The defense played hard until the final whistle and lived up to the pressure in the final minute. The unit had struggled in the first two games of the year, twice giving up 90+ yard touchdown drives in the final period. Those difficulties led to emphasis from the coaching staff on finishing games.

“Found a way to finish. I’m proud of those guys. You know what? It is hard to win football games,” said Freeman.

It was Notre Dame’s first win of the season and the first of Freeman’s tenure at the helm of the program. It was also a win for Drew Pyne in his first career start for Notre Dame.

“There’s a lot of coaching that happened on that field today that we can learn from.

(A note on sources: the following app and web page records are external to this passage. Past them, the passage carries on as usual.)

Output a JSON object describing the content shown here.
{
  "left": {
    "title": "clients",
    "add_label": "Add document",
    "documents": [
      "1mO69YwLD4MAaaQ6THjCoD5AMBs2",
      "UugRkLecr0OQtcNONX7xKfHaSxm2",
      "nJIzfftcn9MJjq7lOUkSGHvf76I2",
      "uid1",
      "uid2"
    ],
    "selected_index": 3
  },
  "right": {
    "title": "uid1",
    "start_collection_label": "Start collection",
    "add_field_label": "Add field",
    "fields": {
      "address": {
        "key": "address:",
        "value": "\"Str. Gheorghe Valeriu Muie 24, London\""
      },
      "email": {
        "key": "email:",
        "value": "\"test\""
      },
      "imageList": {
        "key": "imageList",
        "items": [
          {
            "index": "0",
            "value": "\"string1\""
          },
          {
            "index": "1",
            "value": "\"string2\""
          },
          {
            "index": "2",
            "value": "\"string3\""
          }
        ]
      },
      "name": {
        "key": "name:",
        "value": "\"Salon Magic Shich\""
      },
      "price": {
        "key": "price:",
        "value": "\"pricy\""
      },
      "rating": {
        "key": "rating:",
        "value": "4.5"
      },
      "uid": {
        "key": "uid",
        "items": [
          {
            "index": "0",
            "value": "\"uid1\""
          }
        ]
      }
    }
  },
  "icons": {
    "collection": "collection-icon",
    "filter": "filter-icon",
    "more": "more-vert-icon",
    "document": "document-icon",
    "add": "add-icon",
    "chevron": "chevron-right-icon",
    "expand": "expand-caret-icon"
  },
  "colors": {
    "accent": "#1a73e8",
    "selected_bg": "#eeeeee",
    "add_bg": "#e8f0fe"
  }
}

But listen, if you don’t take a minute to enjoy these things, you’re going to regret it. That’s what I keep reminding myself is enjoy this victory. We’ll get back to work tomorrow, but again, I want to celebrate with those guys today.”

Contact José Sánchez Córdova at jsanch24@nd.edu.

Categories
Viewpoint

The holy hike never got easier

As those close to me know best, ever since I was 11 years old I wanted to go to Notre Dame. While it was due to watching “Rudy” and falling in love with Notre Dame football, I learned more about the University, its academics and its Catholic tradition. It only led me to fall in love with it more. While I was never the best student, I thought I would be able to attend school there someday. Everyone I knew, from family, friends, teachers, even my dentist, said I was like a modern day Rudy. Fast forward to my senior year of high school, I got my decision letter… denied.

It was heartbreaking to say the least. Less than a week later, I found out I got accepted to Holy Cross College. While my mom was ecstatic that I got into college. I forced a fake smile on my face, which was believable enough that she never knew that I wasn’t happy when I got my letter (I know you’re reading this mom, I’m sorry you found out this way). Instead, my whole mindset was, “OK, work your butt off and transfer over,” so I did. To keep this short, I got denied again and then again my sophomore year. I made a promise to myself to not try my junior year, as I thought only being at Notre Dame for one year would make me feel like I wasn’t truly ever a student. 

Fast forward to senior year. I have taken multiple classes at Notre Dame, work for The Observer and The Shirt committee, all while still being a student at Holy Cross. I have embraced Holy Cross like my second home, and will always continue to represent them with great pride. Saying that though, I can’t admit that it doesn’t hurt taking the “holy hike” all the way to Riley Hall, passing by the Golden Dome and thinking about what could’ve been.

It’s a weird feeling that I have been involved closely with both schools. While some deny it and try to say it isn’t true, we all know that there are people at Notre Dame who look down on those who attend Holy Cross. I’ve never known why and it confuses me everyday. There are people like me who are just as if not more involved with both Notre Dame and Holy Cross, yet they are not given as much respect, only because we proudly represent the Saints instead of the Irish.

I’ve had my fair share of experiences with Notre Dame kids (even those who are/were Gateways), some who are the nicest people I’ve ever met and those who brush me off as soon as I mention that I go to Holy Cross. It sucks that as soon as I cross the street over to Notre Dame — despite being involved in so much — that I still feel like I don’t deserve to be here. I got denied entry, I’ve come to terms with that, but all that I ask is that I get the same respect from people here that I give to them. Is that too much to ask? I thought we were called a tri-campus for a reason.

Contact Gabriel Zarazua at gzarazua@nd.edu.

The views expressed in this Inside Column are those of the author and not necessarily those of The Observer.